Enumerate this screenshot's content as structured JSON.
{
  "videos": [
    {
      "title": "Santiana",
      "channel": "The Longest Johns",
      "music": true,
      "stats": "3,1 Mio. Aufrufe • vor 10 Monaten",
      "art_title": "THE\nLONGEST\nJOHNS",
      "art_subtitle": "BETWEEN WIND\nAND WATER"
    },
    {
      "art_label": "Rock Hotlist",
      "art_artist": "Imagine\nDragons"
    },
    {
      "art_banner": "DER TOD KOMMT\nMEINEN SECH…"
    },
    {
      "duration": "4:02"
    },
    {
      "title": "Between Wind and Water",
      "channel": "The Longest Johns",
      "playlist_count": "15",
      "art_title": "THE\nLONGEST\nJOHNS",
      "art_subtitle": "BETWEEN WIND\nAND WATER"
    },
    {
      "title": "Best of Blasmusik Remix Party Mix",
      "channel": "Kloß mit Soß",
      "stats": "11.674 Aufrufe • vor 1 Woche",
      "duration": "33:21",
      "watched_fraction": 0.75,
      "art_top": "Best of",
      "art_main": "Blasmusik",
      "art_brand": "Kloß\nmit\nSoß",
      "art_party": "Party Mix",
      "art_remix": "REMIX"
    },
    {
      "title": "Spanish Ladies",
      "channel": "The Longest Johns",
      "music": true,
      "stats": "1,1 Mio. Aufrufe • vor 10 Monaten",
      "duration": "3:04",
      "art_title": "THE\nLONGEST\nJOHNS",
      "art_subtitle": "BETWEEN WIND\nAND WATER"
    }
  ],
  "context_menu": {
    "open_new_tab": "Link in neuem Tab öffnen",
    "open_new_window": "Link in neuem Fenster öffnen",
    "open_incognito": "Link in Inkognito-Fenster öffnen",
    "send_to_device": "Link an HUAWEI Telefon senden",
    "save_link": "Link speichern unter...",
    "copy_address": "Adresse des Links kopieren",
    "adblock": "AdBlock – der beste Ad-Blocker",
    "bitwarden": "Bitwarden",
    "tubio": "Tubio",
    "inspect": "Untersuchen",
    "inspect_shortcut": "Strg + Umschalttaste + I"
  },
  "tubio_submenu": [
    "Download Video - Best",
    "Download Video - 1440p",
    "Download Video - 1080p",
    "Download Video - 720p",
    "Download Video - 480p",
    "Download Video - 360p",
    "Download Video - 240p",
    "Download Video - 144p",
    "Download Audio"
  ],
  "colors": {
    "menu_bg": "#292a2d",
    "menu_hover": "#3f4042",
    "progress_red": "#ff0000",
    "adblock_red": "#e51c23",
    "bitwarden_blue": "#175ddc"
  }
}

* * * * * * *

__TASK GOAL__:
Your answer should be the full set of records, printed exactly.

__RESPONSE__:
Enumerate this screenshot's content as structured JSON.
{
  "videos": [
    {
      "title": "Santiana",
      "channel": "The Longest Johns",
      "music": true,
      "stats": "3,1 Mio. Aufrufe • vor 10 Monaten",
      "art_title": "THE\nLONGEST\nJOHNS",
      "art_subtitle": "BETWEEN WIND\nAND WATER"
    },
    {
      "art_label": "Rock Hotlist",
      "art_artist": "Imagine\nDragons"
    },
    {
      "art_banner": "DER TOD KOMMT\nMEINEN SECH…"
    },
    {
      "duration": "4:02"
    },
    {
      "title": "Between Wind and Water",
      "channel": "The Longest Johns",
      "playlist_count": "15",
      "art_title": "THE\nLONGEST\nJOHNS",
      "art_subtitle": "BETWEEN WIND\nAND WATER"
    },
    {
      "title": "Best of Blasmusik Remix Party Mix",
      "channel": "Kloß mit Soß",
      "stats": "11.674 Aufrufe • vor 1 Woche",
      "duration": "33:21",
      "watched_fraction": 0.75,
      "art_top": "Best of",
      "art_main": "Blasmusik",
      "art_brand": "Kloß\nmit\nSoß",
      "art_party": "Party Mix",
      "art_remix": "REMIX"
    },
    {
      "title": "Spanish Ladies",
      "channel": "The Longest Johns",
      "music": true,
      "stats": "1,1 Mio. Aufrufe • vor 10 Monaten",
      "duration": "3:04",
      "art_title": "THE\nLONGEST\nJOHNS",
      "art_subtitle": "BETWEEN WIND\nAND WATER"
    }
  ],
  "context_menu": {
    "open_new_tab": "Link in neuem Tab öffnen",
    "open_new_window": "Link in neuem Fenster öffnen",
    "open_incognito": "Link in Inkognito-Fenster öffnen",
    "send_to_device": "Link an HUAWEI Telefon senden",
    "save_link": "Link speichern unter...",
    "copy_address": "Adresse des Links kopieren",
    "adblock": "AdBlock – der beste Ad-Blocker",
    "bitwarden": "Bitwarden",
    "tubio": "Tubio",
    "inspect": "Untersuchen",
    "inspect_shortcut": "Strg + Umschalttaste + I"
  },
  "tubio_submenu": [
    "Download Video - Best",
    "Download Video - 1440p",
    "Download Video - 1080p",
    "Download Video - 720p",
    "Download Video - 480p",
    "Download Video - 360p",
    "Download Video - 240p",
    "Download Video - 144p",
    "Download Audio"
  ],
  "colors": {
    "menu_bg": "#292a2d",
    "menu_hover": "#3f4042",
    "progress_red": "#ff0000",
    "adblock_red": "#e51c23",
    "bitwarden_blue": "#175ddc"
  }
}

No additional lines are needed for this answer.